Meanwhile, the ideology of "professionalism" infects society at all levels. To that, one might add the persistence of political leading families - Rockefelleers, Kennedys, Clintons, and, of course, our contemporary imitation of the Adams dynasty, the Bushes.
In the Roman and medieval societies, a variant of the aristocratic principle was found in the Catholic Church. In fact, many prelates actually arose from the secular aristocracy and exemplified some of the best of secular aristocratic values, but the law of clerical celibacy guaranteed a non-hereditary ecclesiastical aristocracy and thus necessitated a broader openness to new members from other social classes. While the hereditary principle has not completley disappeared (as again our own politcs amply illustrates), most modern elites followed the Church in recruting members more meritocratically - e.g., the financial, professional, and academic elites that now set the tone in Western capitalist societies or the revolutionary parties that have replaced traditonal aristocratic elites in non-Western societies.
Like Aristotle, the American founders recognized the moral limitations of most forms of governance and opted for the mixed constitution model.
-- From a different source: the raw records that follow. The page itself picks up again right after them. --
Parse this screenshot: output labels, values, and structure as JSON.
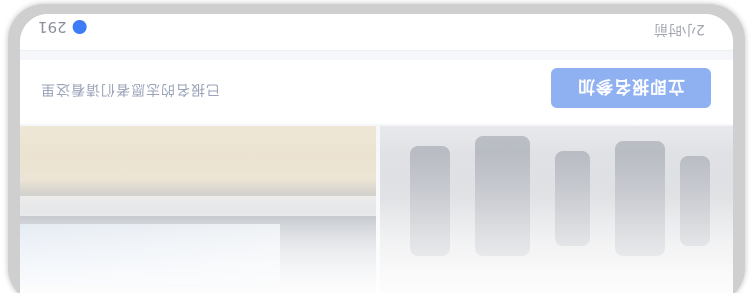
{
  "card": {
    "meta": {
      "count": "291",
      "right_text": "2小时前"
    },
    "action": {
      "caption": "已报名的志愿者们请看这里",
      "button_label": "立即报名参加"
    }
  },
  "colors": {
    "accent": "#3e7bf7",
    "button_bg": "#8fb1f2"
  }
}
There is, however, only so much institutional arrangements can guarantee.The perennial appeal of aristocracy derives, I suspect, from our recognition that, while while no governing class can ever be completely trusted to govern solely in the common interest, the personal and collective public spiritedness which is central to the ideology of aristocracy (and which is easily over romanticized) remains a value, the loss of which continues to impoverish our social and public life at a deep cultural and moral level. And that may be why it is gettign harder and harder even to conceptualize a common interest.

1 comment:

  1. City Father,
    Your concise summaries of philosophy and history alone make this weblog worth following. Many thanks.
    Your considered comments about the loss of, "personal and collective public spiritedness" is one I'll have to give some more thought. I don't know if the problem is politicians' negligent lack of appeal to a common interest, or their competitive over-appeal to an illusive, or at least fickle, majority. And I'm not sure just how well landed, learned or bureaucratic "aristocracies", even if only as components of free societies, have served common interests in the past, unless by 'common' we mean interests only of members of their class.
    To be slightly humorous but mostly serious, I always found the politics of "Yes, Minister" comforting, because two men, one entrenched and the other ambitious, had to agree on a matter before it could move forward, and they both knew this and so found ways to make it work. While they each represented their own constituencies, the focus of their "politics" was not them but their relationship with each other, which they sought to smooth in private rather than to distort in public.
    In the US, perhaps if the senators were appointed by governors (or some similar arrangement),and the members of the Electoral College were chosen by juries, then perhaps the political climate would turn from being focused primarily on libelous campaigning and towards cooperative conversations, yielding a sort of common interest.